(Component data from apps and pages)
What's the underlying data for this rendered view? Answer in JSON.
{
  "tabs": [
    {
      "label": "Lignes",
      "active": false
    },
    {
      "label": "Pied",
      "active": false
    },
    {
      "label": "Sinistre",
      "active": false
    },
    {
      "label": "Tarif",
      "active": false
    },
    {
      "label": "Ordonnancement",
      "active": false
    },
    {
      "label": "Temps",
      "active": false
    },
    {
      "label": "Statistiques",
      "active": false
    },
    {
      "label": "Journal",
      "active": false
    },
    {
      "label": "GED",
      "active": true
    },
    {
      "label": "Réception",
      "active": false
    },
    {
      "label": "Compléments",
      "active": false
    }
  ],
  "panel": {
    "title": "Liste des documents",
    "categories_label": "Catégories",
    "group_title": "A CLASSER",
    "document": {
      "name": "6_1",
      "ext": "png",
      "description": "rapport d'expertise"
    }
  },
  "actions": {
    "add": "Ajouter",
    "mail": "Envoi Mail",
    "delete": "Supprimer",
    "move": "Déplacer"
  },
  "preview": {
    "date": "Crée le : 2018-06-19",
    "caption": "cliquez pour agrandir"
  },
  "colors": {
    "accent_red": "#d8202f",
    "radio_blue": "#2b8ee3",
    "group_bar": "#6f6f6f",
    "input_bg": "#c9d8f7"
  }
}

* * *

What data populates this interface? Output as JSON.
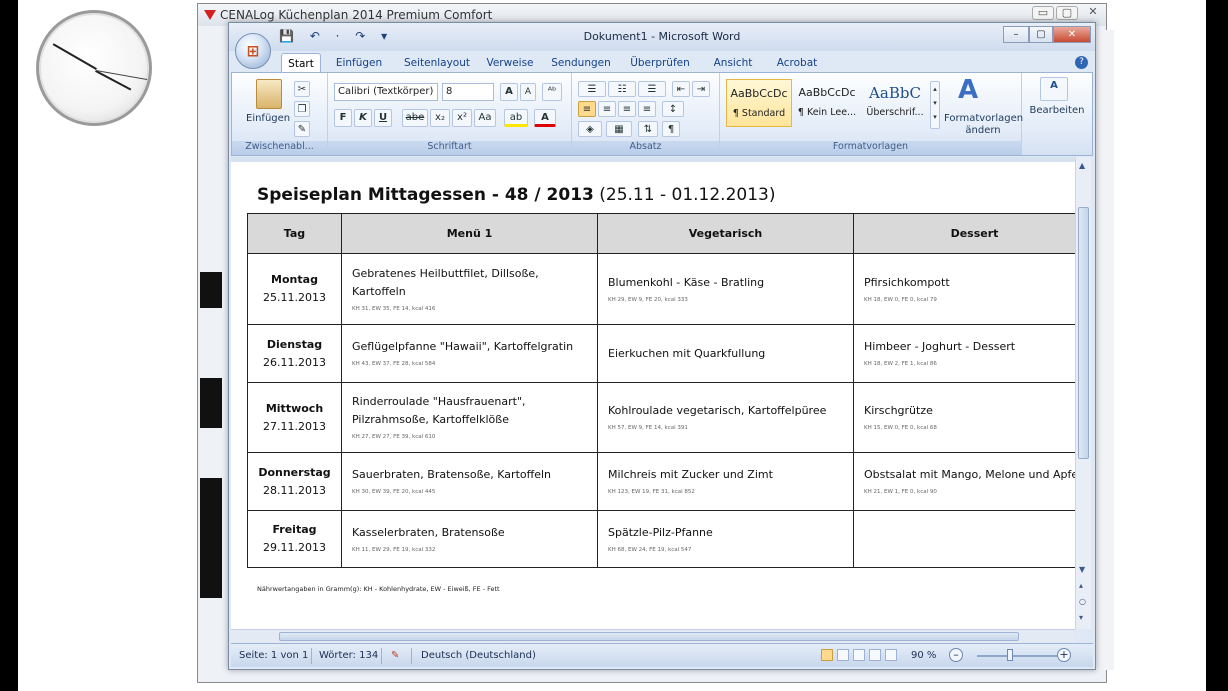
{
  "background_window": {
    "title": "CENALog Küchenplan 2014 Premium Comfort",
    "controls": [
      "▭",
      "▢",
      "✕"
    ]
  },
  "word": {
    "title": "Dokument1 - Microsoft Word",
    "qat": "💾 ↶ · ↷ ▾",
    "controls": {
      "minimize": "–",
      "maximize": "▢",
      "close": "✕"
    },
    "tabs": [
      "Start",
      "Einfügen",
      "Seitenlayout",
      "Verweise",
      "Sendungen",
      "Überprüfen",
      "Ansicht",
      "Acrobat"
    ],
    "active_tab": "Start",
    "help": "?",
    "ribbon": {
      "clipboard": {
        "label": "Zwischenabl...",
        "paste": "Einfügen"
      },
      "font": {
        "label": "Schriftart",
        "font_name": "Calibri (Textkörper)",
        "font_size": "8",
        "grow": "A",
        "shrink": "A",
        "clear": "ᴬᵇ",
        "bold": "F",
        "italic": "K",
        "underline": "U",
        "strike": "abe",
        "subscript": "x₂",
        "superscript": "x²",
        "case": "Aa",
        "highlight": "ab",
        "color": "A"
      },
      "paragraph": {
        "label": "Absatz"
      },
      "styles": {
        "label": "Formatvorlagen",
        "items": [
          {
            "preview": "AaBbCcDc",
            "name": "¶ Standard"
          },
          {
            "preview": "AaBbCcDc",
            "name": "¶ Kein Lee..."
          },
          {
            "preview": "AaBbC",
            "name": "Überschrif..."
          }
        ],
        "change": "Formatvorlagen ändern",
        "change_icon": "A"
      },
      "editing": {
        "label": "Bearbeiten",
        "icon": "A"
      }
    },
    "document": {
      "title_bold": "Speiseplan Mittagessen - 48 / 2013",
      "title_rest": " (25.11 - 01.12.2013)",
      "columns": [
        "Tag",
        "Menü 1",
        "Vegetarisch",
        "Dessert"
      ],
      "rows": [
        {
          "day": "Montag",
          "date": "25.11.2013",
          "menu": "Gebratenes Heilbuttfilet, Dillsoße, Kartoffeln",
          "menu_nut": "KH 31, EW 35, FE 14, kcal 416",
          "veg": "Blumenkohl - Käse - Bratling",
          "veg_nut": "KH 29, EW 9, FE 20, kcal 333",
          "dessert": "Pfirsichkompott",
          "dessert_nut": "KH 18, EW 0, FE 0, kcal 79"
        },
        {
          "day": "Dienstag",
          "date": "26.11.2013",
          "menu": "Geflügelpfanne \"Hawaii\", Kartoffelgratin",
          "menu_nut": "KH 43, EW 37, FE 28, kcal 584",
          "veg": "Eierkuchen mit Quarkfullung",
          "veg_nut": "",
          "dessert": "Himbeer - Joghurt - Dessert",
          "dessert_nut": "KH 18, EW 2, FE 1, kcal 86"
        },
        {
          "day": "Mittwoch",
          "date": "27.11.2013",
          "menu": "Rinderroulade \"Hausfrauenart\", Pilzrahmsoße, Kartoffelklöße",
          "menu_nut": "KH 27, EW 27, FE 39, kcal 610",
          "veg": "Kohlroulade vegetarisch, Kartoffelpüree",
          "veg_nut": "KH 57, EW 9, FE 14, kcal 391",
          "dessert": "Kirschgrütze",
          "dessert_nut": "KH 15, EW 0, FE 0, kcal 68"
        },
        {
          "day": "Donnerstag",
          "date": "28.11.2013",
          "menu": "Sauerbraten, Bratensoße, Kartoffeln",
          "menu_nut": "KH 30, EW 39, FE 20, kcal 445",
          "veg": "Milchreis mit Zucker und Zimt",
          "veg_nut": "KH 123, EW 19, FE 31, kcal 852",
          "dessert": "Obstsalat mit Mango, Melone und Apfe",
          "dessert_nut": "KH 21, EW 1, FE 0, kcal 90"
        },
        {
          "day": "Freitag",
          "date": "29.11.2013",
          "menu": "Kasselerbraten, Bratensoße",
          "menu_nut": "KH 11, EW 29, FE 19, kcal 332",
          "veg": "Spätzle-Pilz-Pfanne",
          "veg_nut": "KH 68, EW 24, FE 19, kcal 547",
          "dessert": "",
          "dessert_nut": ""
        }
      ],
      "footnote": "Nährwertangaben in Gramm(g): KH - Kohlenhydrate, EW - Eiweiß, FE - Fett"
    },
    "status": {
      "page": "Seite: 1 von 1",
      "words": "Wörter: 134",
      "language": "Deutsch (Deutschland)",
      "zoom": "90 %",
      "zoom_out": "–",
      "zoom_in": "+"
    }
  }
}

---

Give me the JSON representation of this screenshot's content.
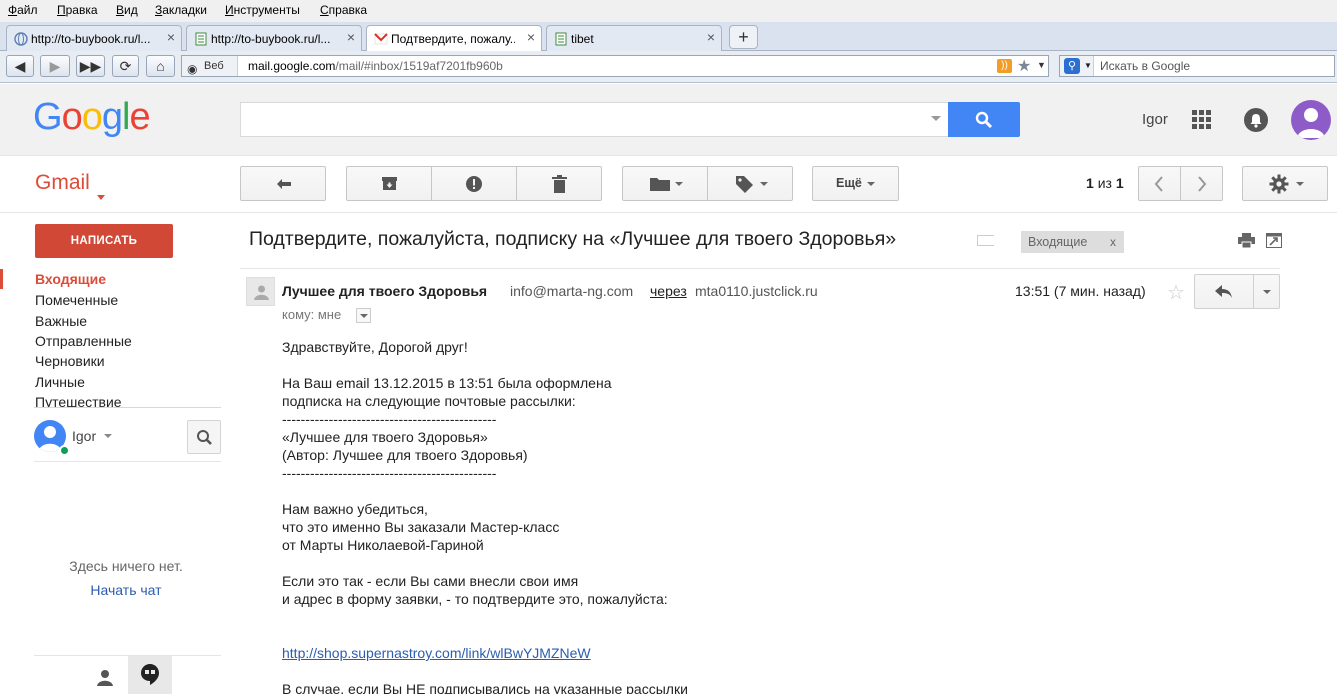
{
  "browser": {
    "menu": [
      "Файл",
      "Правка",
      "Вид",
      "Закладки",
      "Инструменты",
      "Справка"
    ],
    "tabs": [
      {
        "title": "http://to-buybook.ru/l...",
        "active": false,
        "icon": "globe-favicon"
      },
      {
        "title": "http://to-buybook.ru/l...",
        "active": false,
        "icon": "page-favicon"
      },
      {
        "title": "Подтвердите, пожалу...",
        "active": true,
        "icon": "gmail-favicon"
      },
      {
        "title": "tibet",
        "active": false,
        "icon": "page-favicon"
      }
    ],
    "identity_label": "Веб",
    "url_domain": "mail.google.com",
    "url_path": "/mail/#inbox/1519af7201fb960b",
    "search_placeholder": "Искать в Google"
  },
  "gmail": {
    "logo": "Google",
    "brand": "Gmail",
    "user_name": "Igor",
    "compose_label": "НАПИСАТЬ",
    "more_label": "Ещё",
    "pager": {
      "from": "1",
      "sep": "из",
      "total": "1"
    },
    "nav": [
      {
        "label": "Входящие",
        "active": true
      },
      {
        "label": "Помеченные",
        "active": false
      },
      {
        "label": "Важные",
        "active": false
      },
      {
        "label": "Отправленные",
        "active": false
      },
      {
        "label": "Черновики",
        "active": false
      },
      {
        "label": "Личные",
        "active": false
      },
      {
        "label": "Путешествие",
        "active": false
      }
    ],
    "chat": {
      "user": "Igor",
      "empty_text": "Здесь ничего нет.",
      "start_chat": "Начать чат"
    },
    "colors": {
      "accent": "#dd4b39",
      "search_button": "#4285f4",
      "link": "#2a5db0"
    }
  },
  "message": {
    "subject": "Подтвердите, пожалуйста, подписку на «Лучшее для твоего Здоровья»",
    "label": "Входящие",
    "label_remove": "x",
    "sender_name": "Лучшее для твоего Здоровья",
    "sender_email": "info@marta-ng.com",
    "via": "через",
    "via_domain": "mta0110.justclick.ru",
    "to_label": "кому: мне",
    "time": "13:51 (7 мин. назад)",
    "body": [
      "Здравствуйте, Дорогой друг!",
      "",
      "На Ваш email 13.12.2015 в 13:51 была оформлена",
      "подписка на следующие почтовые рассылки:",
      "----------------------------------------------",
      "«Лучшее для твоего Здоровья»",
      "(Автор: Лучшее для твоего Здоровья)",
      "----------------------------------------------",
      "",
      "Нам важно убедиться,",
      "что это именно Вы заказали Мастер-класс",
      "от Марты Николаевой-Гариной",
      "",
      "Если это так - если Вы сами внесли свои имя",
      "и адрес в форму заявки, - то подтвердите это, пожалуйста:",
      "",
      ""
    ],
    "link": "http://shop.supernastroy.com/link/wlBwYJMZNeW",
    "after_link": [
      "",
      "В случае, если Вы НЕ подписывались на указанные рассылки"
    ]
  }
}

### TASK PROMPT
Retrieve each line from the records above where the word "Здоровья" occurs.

### RESULT OF THIS EXERCISE
    "subject": "Подтвердите, пожалуйста, подписку на «Лучшее для твоего Здоровья»",
    "sender_name": "Лучшее для твоего Здоровья",
      "«Лучшее для твоего Здоровья»",
      "(Автор: Лучшее для твоего Здоровья)",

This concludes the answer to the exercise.